Instead of promoting toys, Adam & Eve made the wise decision to give reddit users the valuable resource of a sex health professional. This kind of marketing shows how companies can be sensitive to their users’ needs and tailor the content accordingly.
Sometimes your company doesn’t have to do anything in order to get on reddit. If you create funny content, the Internet can do the work for you. For example, Ikea once published a print ad offering a free crib to any babies born exactly nine months after February 14, 2013:
Image via Adweek
3. President Obama
Reddit’s AMA (Ask Me Anything) feature might be the perfect option for your company if you have a famous figurehead. But regardless of who that figurehead is, that person can’t compete with the President of the United States. In 2012, the POTUS used reddit to host a half hour virtual Q&A. According to The Washington Post, the traffic was so heavy that reddit had to shut down temporarily.
However, other people who are less famous than the leader of the free world have still hosted successful AMAs on reddit. As Fortune noted, tech leaders like Brian Krzanich from Intel, Emmet Shear from Twitch, and Jeremy Stoppleman from Yelp have all held very popular AMAs. While opening yourself up to questions from the Internet can obviously be risky, it also proves that you are willing to confront sensitive topics without hiding behind the walls of the press release.
4. Glamour Magazine
To promote Anna Kendrick being on its cover, Glamour Magazine recently had the star recite some gems of water-induced wisdom from the subreddit “Shower Thoughts.” For example: “They should announce a sequel to Groundhog Day, and then just re-release the original.” Hard-hitting stuff, I know.
Kendrick even threw some philosophical musings of her own into the mix: “Does a frozen yogurt headache burn less calories than an ice cream headache?” Check out the full video below:

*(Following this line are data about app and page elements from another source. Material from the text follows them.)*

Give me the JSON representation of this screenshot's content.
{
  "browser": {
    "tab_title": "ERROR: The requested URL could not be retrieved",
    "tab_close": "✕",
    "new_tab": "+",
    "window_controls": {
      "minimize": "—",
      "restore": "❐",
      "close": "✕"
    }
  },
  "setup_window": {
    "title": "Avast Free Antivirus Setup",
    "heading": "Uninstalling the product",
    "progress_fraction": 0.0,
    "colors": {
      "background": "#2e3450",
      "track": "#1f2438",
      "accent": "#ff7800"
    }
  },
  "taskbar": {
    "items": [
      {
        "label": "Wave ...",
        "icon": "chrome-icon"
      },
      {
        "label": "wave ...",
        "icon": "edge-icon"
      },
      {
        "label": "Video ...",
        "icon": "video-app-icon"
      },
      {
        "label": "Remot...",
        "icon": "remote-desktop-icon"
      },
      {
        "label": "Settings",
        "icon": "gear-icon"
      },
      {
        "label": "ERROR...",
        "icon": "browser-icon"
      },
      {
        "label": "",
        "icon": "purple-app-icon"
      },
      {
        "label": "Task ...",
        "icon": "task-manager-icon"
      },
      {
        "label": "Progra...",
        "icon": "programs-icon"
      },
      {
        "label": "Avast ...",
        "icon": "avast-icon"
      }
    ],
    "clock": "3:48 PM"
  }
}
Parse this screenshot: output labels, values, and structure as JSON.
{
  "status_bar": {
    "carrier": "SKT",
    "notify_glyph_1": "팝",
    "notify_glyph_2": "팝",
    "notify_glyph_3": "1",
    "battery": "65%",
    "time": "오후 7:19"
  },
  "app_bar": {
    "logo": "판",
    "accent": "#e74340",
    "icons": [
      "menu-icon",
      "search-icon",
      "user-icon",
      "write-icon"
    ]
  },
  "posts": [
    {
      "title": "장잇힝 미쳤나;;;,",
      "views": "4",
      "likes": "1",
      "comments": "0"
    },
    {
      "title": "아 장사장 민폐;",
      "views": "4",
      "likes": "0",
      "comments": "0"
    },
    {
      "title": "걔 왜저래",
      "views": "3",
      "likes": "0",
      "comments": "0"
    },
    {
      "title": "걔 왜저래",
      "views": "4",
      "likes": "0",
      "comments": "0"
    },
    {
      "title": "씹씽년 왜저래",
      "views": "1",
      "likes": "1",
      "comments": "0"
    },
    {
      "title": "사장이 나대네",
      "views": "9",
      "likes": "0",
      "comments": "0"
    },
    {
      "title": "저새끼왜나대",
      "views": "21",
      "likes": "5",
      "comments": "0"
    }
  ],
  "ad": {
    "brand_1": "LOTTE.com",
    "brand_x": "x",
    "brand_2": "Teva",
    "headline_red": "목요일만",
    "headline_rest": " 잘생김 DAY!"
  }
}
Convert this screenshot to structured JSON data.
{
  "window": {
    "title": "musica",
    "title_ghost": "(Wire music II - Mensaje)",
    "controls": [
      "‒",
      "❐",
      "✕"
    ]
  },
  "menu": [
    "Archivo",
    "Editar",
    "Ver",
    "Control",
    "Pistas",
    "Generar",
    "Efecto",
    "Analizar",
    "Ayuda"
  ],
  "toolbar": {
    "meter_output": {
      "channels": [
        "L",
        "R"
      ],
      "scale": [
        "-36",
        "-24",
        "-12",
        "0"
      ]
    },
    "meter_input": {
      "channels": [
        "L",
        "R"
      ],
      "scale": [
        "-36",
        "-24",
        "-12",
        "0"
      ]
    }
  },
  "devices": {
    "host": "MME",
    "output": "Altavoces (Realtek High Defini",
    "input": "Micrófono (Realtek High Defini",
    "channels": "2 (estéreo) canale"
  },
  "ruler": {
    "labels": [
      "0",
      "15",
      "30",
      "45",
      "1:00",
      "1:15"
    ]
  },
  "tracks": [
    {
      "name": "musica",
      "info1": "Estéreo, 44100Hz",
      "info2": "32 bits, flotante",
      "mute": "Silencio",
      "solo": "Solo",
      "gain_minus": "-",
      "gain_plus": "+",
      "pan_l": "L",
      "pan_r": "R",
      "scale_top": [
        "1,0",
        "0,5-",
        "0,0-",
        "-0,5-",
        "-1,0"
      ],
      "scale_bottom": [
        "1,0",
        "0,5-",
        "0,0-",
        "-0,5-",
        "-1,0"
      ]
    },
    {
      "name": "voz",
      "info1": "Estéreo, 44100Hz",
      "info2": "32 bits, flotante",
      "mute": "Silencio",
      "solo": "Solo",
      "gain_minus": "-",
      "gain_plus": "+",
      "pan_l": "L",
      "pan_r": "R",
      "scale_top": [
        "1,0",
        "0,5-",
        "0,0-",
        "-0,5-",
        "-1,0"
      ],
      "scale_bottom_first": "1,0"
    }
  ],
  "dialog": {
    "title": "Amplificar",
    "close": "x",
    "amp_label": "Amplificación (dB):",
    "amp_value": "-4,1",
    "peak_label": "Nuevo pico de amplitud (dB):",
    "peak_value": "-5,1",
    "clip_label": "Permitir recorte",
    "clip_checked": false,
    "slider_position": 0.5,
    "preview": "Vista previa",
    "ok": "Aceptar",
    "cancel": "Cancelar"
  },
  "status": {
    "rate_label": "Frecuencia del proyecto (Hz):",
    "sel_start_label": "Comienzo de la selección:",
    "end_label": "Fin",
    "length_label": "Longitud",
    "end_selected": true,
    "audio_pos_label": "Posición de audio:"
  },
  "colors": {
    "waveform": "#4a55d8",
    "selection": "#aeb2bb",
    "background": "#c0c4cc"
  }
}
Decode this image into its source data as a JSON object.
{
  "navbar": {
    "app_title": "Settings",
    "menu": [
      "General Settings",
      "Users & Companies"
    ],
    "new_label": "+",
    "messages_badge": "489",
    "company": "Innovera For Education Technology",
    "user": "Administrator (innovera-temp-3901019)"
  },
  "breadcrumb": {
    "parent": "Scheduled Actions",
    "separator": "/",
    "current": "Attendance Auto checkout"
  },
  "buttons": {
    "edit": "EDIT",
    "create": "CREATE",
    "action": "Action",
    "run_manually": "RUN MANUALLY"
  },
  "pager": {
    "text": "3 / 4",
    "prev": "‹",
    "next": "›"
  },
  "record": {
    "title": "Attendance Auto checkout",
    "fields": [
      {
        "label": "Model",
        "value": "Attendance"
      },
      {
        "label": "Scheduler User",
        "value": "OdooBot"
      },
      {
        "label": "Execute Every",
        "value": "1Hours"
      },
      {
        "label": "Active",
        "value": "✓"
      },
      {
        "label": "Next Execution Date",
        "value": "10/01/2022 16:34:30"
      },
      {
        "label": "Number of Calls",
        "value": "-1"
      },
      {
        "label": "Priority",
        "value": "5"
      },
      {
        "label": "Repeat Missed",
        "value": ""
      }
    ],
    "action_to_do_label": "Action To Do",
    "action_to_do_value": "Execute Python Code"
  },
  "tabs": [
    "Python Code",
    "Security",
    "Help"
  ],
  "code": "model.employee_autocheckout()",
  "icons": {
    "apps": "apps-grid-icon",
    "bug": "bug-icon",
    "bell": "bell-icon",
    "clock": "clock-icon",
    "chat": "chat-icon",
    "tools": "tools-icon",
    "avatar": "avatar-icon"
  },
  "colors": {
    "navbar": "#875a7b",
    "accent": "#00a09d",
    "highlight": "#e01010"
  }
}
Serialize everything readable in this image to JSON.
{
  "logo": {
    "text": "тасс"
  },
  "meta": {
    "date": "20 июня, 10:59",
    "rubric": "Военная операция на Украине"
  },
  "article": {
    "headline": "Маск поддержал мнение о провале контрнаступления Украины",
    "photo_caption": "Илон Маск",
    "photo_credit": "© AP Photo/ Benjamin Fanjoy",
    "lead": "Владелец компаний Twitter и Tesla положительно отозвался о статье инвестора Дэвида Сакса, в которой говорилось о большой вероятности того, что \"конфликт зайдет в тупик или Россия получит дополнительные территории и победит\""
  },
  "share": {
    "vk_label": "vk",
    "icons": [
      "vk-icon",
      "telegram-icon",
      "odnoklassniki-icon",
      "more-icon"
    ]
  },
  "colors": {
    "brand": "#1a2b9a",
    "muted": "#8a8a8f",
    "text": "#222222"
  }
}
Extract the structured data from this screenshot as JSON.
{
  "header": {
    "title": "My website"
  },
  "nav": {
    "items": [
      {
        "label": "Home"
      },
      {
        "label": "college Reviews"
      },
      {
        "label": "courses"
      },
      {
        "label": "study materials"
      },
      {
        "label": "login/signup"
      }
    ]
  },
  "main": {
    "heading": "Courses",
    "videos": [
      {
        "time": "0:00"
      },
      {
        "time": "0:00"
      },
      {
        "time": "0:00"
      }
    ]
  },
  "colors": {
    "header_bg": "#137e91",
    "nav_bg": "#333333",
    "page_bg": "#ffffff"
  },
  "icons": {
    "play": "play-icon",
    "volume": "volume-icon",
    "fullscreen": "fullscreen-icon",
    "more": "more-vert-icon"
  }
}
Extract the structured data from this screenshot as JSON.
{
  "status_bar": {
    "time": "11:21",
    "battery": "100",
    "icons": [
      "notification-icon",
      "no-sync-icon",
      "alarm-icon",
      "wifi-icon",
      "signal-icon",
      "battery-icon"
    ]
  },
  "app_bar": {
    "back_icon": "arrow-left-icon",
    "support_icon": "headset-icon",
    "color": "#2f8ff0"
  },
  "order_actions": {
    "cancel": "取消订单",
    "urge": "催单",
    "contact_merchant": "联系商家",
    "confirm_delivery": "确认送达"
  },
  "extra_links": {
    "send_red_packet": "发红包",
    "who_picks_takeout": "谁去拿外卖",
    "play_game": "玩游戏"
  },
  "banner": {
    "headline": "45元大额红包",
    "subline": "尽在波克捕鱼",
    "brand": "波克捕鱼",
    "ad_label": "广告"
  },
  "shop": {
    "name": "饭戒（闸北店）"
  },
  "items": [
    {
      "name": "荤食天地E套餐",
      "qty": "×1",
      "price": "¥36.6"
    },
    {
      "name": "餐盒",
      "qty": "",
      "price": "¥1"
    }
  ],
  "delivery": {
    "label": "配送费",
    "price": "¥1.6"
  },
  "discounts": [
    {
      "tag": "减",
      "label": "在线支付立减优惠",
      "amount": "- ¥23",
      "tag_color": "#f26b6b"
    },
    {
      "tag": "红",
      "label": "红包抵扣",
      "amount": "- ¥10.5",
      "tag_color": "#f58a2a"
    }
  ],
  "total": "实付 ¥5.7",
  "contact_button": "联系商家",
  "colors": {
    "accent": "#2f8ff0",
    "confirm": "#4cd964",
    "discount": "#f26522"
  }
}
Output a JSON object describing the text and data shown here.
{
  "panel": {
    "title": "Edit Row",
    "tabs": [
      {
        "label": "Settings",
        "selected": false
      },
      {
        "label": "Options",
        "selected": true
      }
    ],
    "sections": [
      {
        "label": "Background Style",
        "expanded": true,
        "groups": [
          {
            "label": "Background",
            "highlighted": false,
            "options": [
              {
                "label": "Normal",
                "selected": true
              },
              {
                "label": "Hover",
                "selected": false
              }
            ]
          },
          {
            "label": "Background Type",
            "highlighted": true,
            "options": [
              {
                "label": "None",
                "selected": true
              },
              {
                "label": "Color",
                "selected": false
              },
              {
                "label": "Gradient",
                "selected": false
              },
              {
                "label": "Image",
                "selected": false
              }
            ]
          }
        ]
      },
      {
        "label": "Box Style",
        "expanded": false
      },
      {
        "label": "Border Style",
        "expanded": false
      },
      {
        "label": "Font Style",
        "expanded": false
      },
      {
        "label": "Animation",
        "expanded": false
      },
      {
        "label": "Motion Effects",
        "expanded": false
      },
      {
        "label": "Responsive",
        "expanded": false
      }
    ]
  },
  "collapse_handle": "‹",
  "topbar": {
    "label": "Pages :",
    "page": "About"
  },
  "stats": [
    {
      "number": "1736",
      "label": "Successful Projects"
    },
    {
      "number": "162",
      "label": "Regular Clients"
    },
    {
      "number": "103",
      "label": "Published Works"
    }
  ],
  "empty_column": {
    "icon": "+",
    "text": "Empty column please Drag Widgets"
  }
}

As Adweek notes, this kind of quirky, Internet-friendly video is out of character for Glamour. Yet it’s fast becoming one of the publication’s most popular videos. The lesson? Brands should try and take themselves a little less seriously. Everyone loves a good laugh— and viewers will be more likely to share a video they think is funny.
Nissan hosted a thread on reddit in 2014 which asked users, “If you could have one thing from Amazon, what would it be?” According to Digiday, the company then proceeded to actually buy some of the items that users listed, from 4,500 lady bugs to 30 months of reddit gold, the company’s premium membership. All of this gift-buying was done to promote Nissan’s new car, the Versa Note.
Then, things escalated quickly. Amazon drove around a large package until it was spotted by a redditor who created the thread “What’s the largest item you can have shipped from Amazon? Because I think my neighbor just got it.”
Image via Digiday
Yep, Amazon had just delivered an actual Nissan to someone’s front door. According to Digiday, other subreddits about Nissan and Amazon popped up after the image above became popular on the site. All of this content was created by reddit users, not by advertisers from either company. As Kyle Luhr, a senior digital strategist at TBWA\Chiat\Day who worked on the Nissan campaign, said in an interview with Digiday, “We had a plan for it, but were honestly surprised by how big it got.”
While companies can plan for months to create the “perfect” reddit campaign, it’s clear that the online community holds the ultimate power. And that’s how they want it. Yet if your company makes it onto the front page of the Internet, you will be known as a brand that can leverage very entertaining content to connect with consumers.
Still not convinced that reddit can be a great tool to promote yourself? Don’t take my word for it. Listen to Barack: “By the way, if you want to know what I think about this whole reddit experience – NOT BAD!”Image by Deb Wenof